“There almost isn’t a disease soy can’t help with in some way,” says John Glaspy, MD, of UCLA’s Jonsson Cancer Center, where he’s leading a study of soy to help fight breast cancer. Here’s a partial list of research suggesting how soy can help. Though scientists are excited, they stress that many of soy’s benefits are still tentative.
1. Fights heart disease. Soy has been proven to reduce high cholesterol levels-often around 9%-in many studies.
2. Wards off osteoporosis. In preliminary clinical studies, soy increased or maintained bone density in postmenopausal women.
3. Tames menopausal symptoms.

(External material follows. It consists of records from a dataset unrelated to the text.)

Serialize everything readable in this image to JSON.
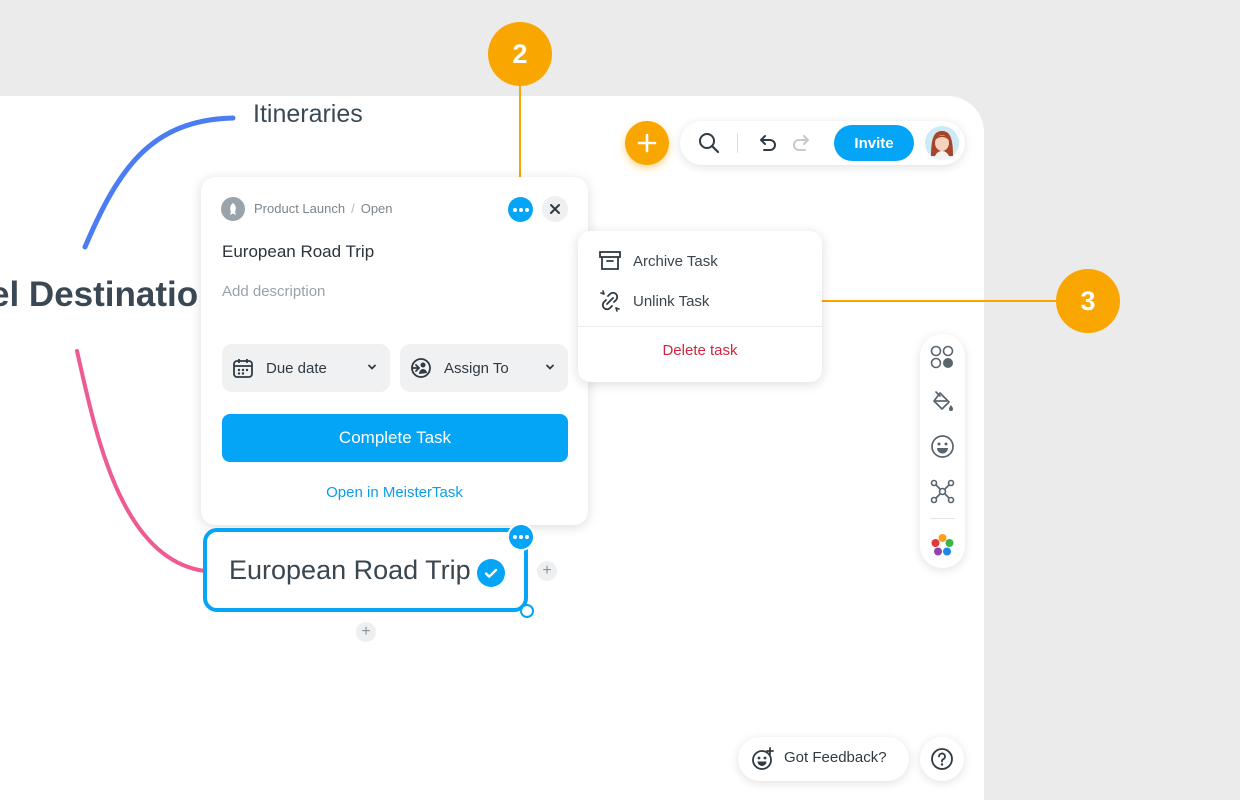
{
  "mindmap": {
    "root_label": "el Destinatio",
    "branch_label": "Itineraries",
    "node": {
      "label": "European Road Trip",
      "add_symbol": "+"
    }
  },
  "toolbar": {
    "add_icon": "plus-icon",
    "invite_label": "Invite"
  },
  "task_card": {
    "project": "Product Launch",
    "separator": "/",
    "status": "Open",
    "title": "European Road Trip",
    "description_placeholder": "Add description",
    "due_date_label": "Due date",
    "assign_label": "Assign To",
    "complete_label": "Complete Task",
    "open_link": "Open in MeisterTask"
  },
  "menu": {
    "archive_label": "Archive Task",
    "unlink_label": "Unlink Task",
    "delete_label": "Delete task"
  },
  "sidepanel": {
    "icons": [
      "shapes-icon",
      "paint-bucket-icon",
      "emoji-icon",
      "layout-icon",
      "colors-flower-icon"
    ]
  },
  "footer": {
    "feedback_label": "Got Feedback?",
    "help_symbol": "?"
  },
  "callouts": {
    "two": "2",
    "three": "3"
  },
  "colors": {
    "accent": "#04a5f6",
    "orange": "#f9a600",
    "delete": "#d0253f"
  }
}
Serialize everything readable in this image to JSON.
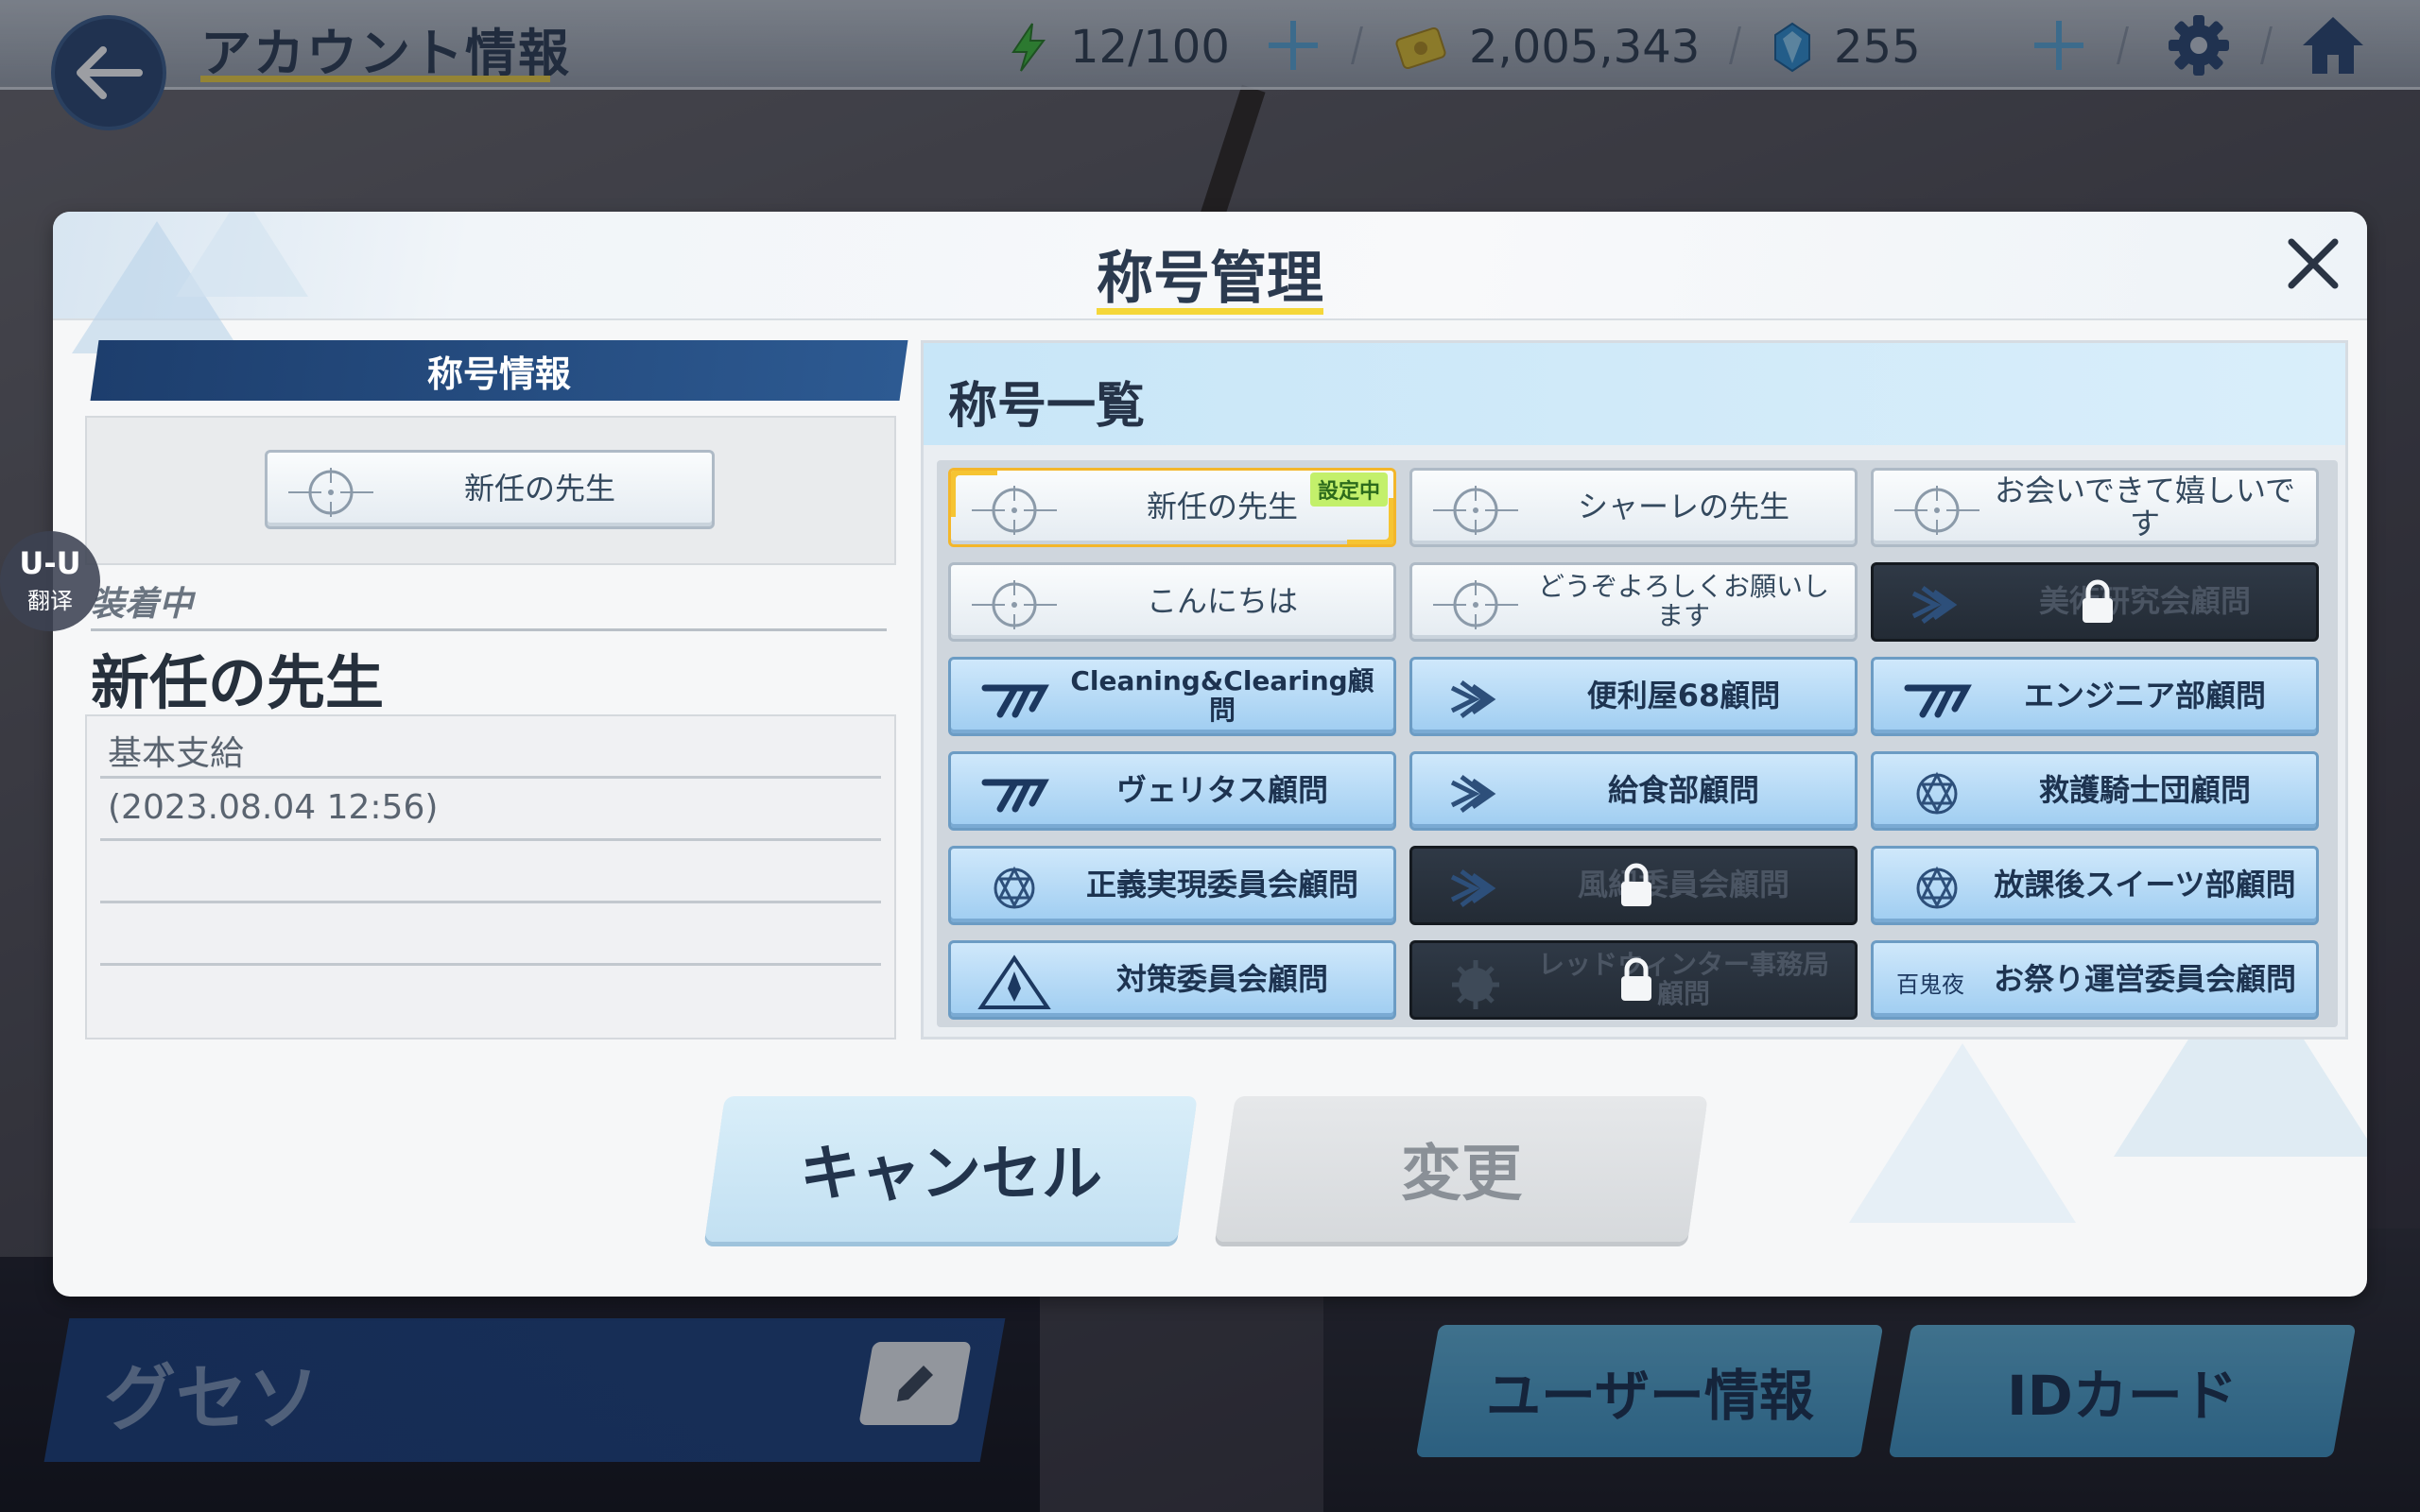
{
  "topbar": {
    "title": "アカウント情報",
    "ap": "12/100",
    "credits": "2,005,343",
    "pyroxene": "255"
  },
  "modal": {
    "title": "称号管理",
    "info": {
      "header": "称号情報",
      "preview_title": "新任の先生",
      "equipped_label": "装着中",
      "equipped_name": "新任の先生",
      "detail_lines": [
        "基本支給",
        "(2023.08.04 12:56)",
        "",
        ""
      ]
    },
    "list": {
      "header": "称号一覧",
      "active_badge": "設定中",
      "items": [
        {
          "label": "新任の先生",
          "style": "white",
          "icon": "crosshair-icon",
          "locked": false,
          "selected": true
        },
        {
          "label": "シャーレの先生",
          "style": "white",
          "icon": "crosshair-icon",
          "locked": false,
          "selected": false
        },
        {
          "label": "お会いできて嬉しいです",
          "style": "white",
          "icon": "crosshair-icon",
          "locked": false,
          "selected": false
        },
        {
          "label": "こんにちは",
          "style": "white",
          "icon": "crosshair-icon",
          "locked": false,
          "selected": false
        },
        {
          "label": "どうぞよろしくお願いします",
          "style": "white",
          "icon": "crosshair-icon",
          "locked": false,
          "selected": false
        },
        {
          "label": "美術研究会顧問",
          "style": "dark",
          "icon": "wing-emblem-icon",
          "locked": true,
          "selected": false
        },
        {
          "label": "Cleaning&Clearing顧問",
          "style": "blue",
          "icon": "millennium-emblem-icon",
          "locked": false,
          "selected": false
        },
        {
          "label": "便利屋68顧問",
          "style": "blue",
          "icon": "wing-emblem-icon",
          "locked": false,
          "selected": false
        },
        {
          "label": "エンジニア部顧問",
          "style": "blue",
          "icon": "millennium-emblem-icon",
          "locked": false,
          "selected": false
        },
        {
          "label": "ヴェリタス顧問",
          "style": "blue",
          "icon": "millennium-emblem-icon",
          "locked": false,
          "selected": false
        },
        {
          "label": "給食部顧問",
          "style": "blue",
          "icon": "wing-emblem-icon",
          "locked": false,
          "selected": false
        },
        {
          "label": "救護騎士団顧問",
          "style": "blue",
          "icon": "trinity-emblem-icon",
          "locked": false,
          "selected": false
        },
        {
          "label": "正義実現委員会顧問",
          "style": "blue",
          "icon": "trinity-emblem-icon",
          "locked": false,
          "selected": false
        },
        {
          "label": "風紀委員会顧問",
          "style": "dark",
          "icon": "wing-emblem-icon",
          "locked": true,
          "selected": false
        },
        {
          "label": "放課後スイーツ部顧問",
          "style": "blue",
          "icon": "trinity-emblem-icon",
          "locked": false,
          "selected": false
        },
        {
          "label": "対策委員会顧問",
          "style": "blue",
          "icon": "abydos-emblem-icon",
          "locked": false,
          "selected": false
        },
        {
          "label": "レッドウィンター事務局顧問",
          "style": "dark",
          "icon": "redwinter-emblem-icon",
          "locked": true,
          "selected": false
        },
        {
          "label": "お祭り運営委員会顧問",
          "style": "blue",
          "icon": "hyakkiyako-emblem-icon",
          "locked": false,
          "selected": false
        }
      ]
    },
    "buttons": {
      "cancel": "キャンセル",
      "change": "変更"
    }
  },
  "bottom": {
    "player_name": "グセソ",
    "user_info": "ユーザー情報",
    "id_card": "IDカード"
  },
  "overlay": {
    "translate_logo": "U-U",
    "translate_label": "翻译"
  },
  "colors": {
    "accent_yellow": "#f5d73a",
    "header_blue": "#1d3e6d",
    "chip_blue": "#9fcdf1",
    "locked": "#232b35"
  }
}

Soy modestly reduced hot flashes in number or severity in some (but not all) recent studies. (In Asia, where soy is eaten daily, women experience much less trouble with hot flashes.)
4. May fight breast cancer. In Los Angeles and Detroit, women with breast cancer are being studied to see if special diets including soy can make a difference. (Rates of breast cancer are far lower in Asia.)
5. May fight prostate cancer. At Memorial Sloan-Kettering Cancer Center in New York City, men with prostate cancer will soon begin a study to see if a special diet that includes soy can slow the progression of their illness. (Prostate cancer rates are far lower in Asia.)
6. May protect against colon cancer. In a study of almost 1,000 Californians, people who ate soybeans in some form at least once a week had half the risk of developing polyps that are precursors to colon cancer.
7. May protect against endometrial cancer. A Hawaiian study found that women who regularly eat the most soy — such as tofu, soy milk, and roasted soy nuts — have less than half the risk of endometrial cancer.
8. May prevent stroke. In postmenopausal monkeys, soy worked as well as Premarin hormone replacement therapy to keep carotid arteries (to the brain) free of cholesterol. This still needs confirming in humans.
Note: Although many studies use soy with 80 mg isoflavones or more, most experts still advise staying near the 30 to 50 mg per day range, which is the average Asian intake, until we know more.